Work to complete:
Each line of the listing that includes the string "בשעה" is to be identified and copied.

Source information:

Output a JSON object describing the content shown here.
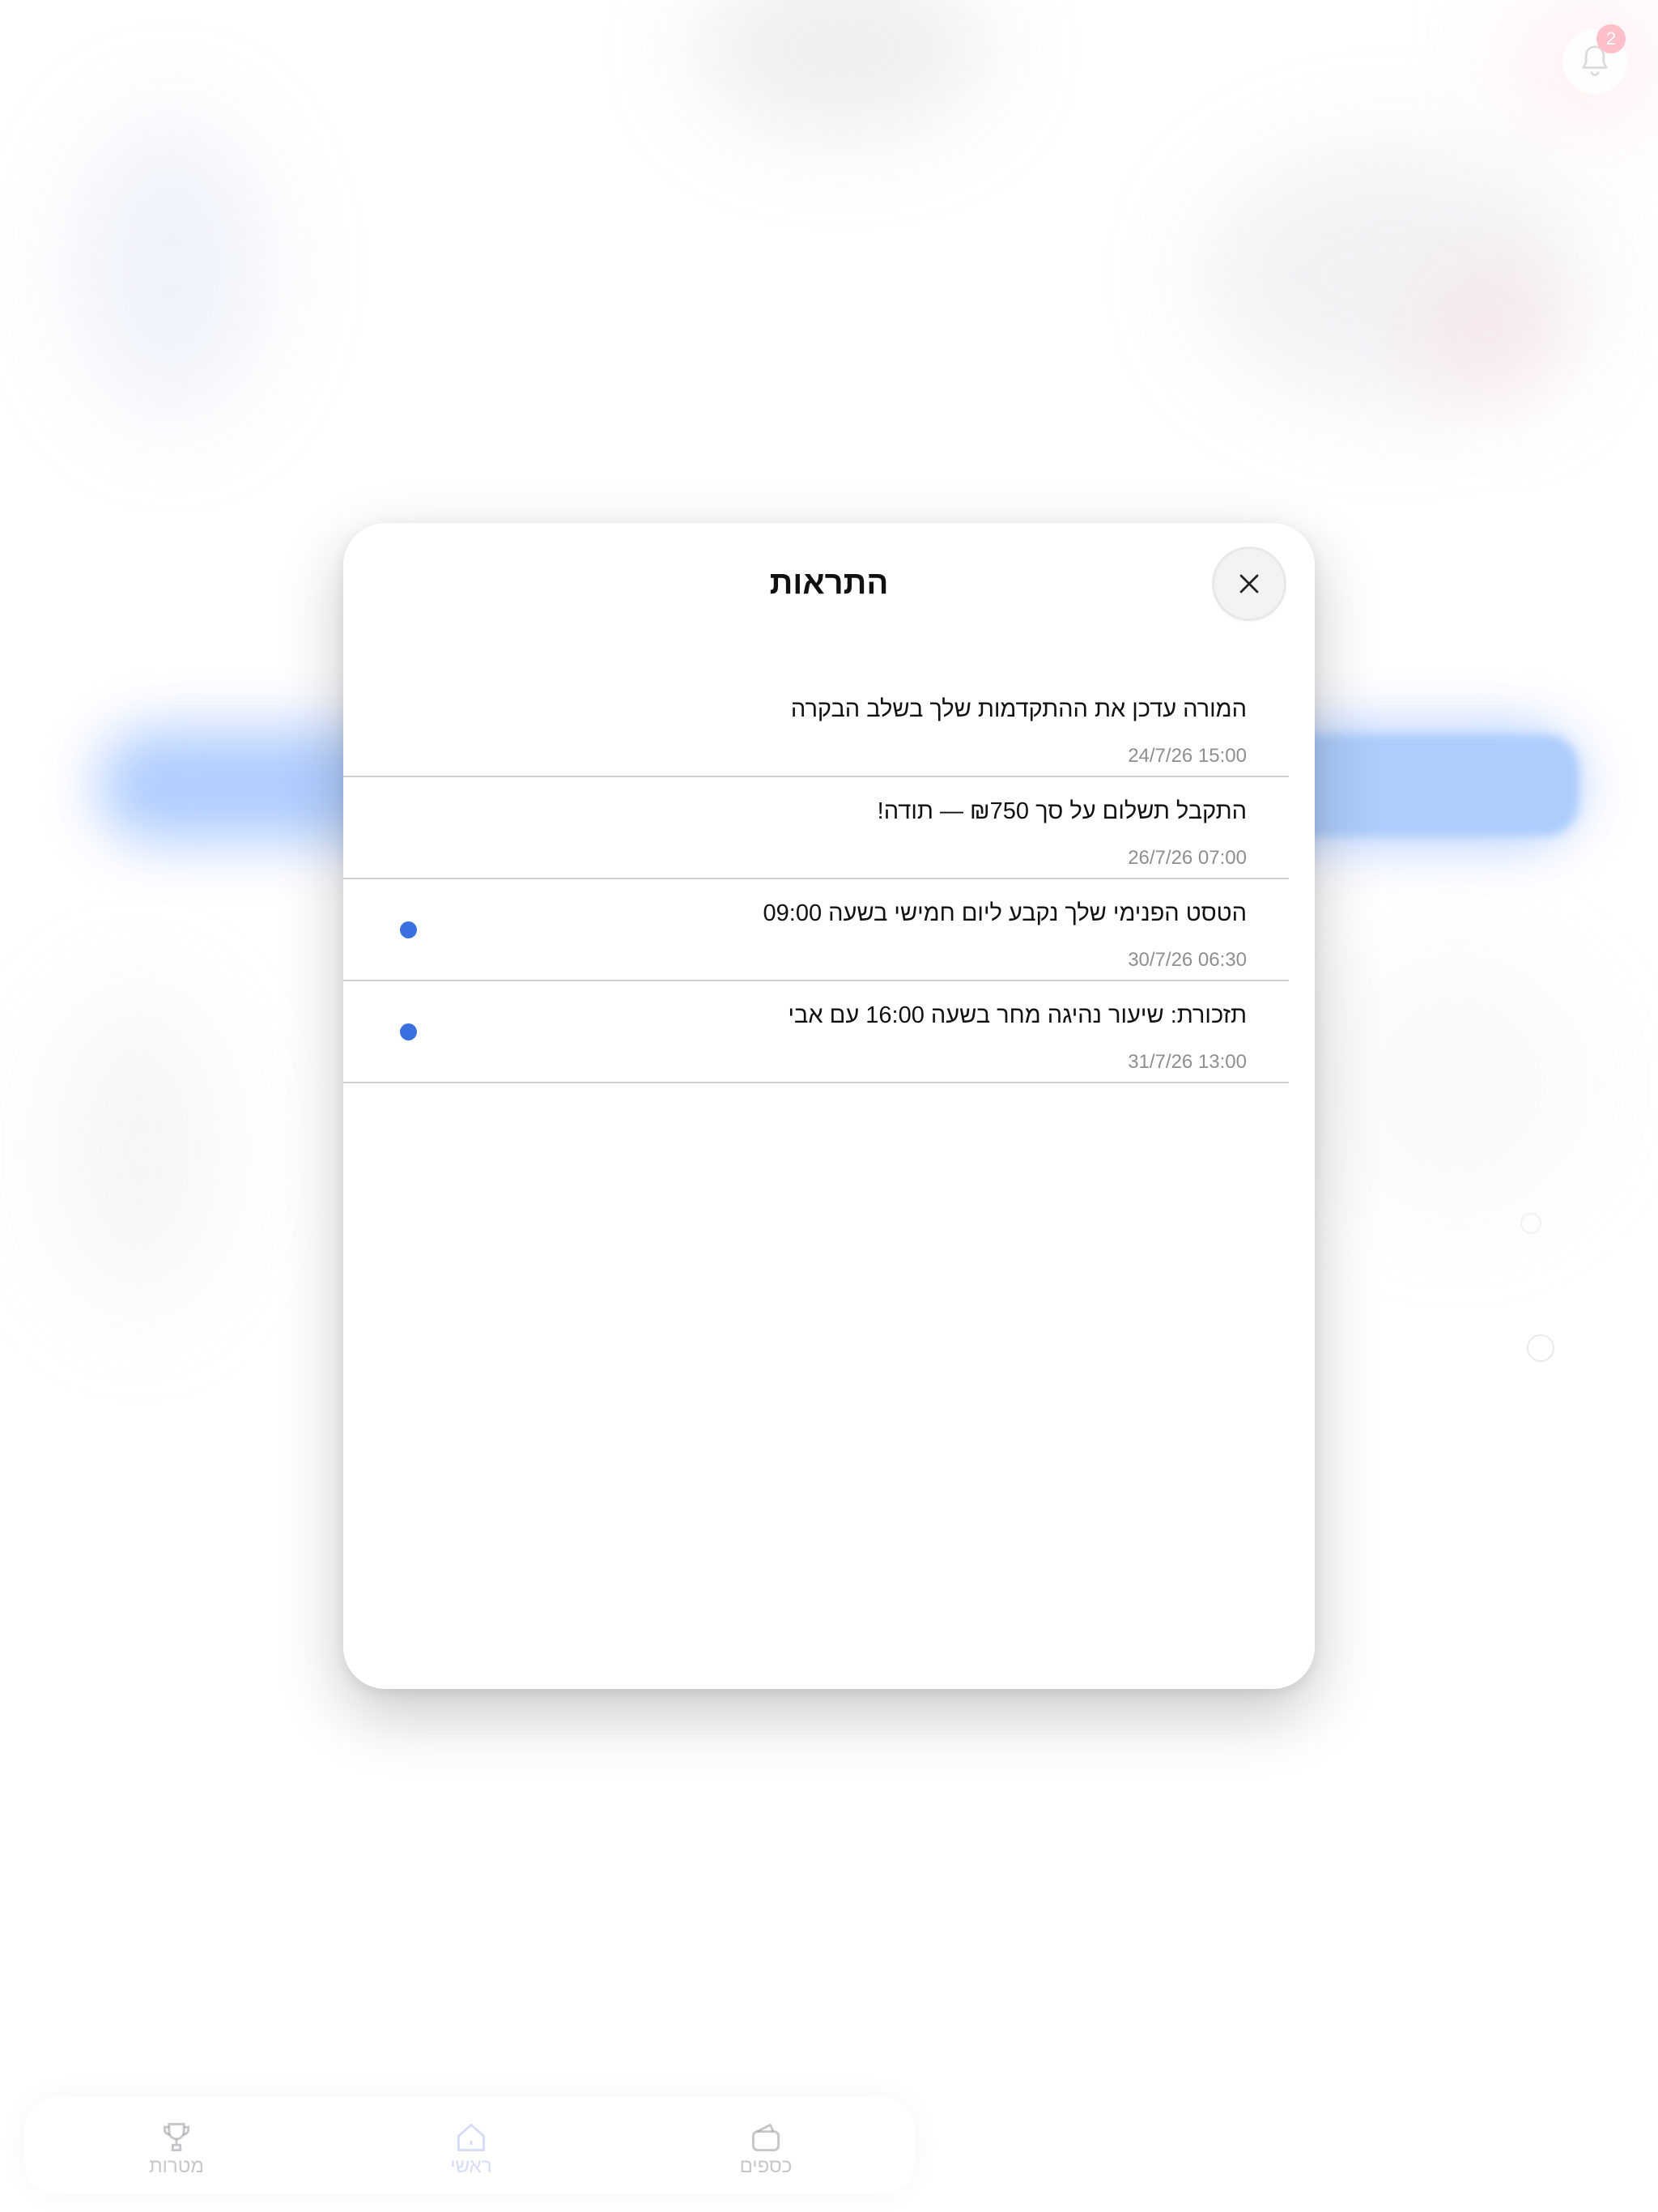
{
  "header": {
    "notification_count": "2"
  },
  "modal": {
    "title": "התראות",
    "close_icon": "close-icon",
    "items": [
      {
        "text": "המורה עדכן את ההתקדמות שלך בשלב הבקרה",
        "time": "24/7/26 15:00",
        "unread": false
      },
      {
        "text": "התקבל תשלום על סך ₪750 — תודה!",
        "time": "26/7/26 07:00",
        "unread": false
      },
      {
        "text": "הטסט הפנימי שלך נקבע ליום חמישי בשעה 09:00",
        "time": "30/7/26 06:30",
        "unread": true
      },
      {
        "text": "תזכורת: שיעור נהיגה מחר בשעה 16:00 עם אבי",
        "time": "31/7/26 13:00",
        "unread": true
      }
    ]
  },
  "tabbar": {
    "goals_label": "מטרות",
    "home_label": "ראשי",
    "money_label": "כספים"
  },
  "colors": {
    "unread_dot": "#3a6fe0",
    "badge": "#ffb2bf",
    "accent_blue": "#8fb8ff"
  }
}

Solution to the problem:
        "text": "הטסט הפנימי שלך נקבע ליום חמישי בשעה 09:00",
        "text": "תזכורת: שיעור נהיגה מחר בשעה 16:00 עם אבי",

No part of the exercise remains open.